#### Problem to solve
In the records below, find the lines that include "CLUB" and copy each.
- - - - - - -
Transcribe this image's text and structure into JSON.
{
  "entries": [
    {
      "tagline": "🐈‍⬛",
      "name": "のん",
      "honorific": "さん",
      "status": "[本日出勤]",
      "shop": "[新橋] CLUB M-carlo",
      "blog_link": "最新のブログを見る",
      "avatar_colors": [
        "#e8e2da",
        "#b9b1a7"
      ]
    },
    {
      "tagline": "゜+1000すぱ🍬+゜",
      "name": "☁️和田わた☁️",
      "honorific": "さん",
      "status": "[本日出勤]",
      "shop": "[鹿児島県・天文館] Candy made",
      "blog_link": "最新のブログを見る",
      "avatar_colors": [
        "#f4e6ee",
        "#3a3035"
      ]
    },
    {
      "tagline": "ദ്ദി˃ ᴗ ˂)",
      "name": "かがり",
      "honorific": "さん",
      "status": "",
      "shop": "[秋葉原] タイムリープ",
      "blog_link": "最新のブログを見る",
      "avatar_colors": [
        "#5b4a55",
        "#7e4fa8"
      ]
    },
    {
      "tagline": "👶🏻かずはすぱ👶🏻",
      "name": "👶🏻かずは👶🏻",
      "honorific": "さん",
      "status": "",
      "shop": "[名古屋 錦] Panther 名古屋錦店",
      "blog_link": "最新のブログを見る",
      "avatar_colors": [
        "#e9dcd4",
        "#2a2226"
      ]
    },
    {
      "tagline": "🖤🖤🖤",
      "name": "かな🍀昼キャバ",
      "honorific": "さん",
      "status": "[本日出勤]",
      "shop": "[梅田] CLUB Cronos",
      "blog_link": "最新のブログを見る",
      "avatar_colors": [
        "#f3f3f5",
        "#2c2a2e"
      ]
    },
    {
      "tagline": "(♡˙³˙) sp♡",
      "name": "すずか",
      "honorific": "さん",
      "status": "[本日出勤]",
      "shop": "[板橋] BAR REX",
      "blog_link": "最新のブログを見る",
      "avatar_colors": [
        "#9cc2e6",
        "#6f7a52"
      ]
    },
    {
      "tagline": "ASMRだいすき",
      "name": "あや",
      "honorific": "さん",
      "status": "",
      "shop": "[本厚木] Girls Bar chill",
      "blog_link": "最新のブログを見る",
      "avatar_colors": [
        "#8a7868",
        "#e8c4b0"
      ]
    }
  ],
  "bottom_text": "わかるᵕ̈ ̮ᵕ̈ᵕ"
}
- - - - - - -
#### Exercise result
      "shop": "[新橋] CLUB M-carlo",
      "shop": "[梅田] CLUB Cronos",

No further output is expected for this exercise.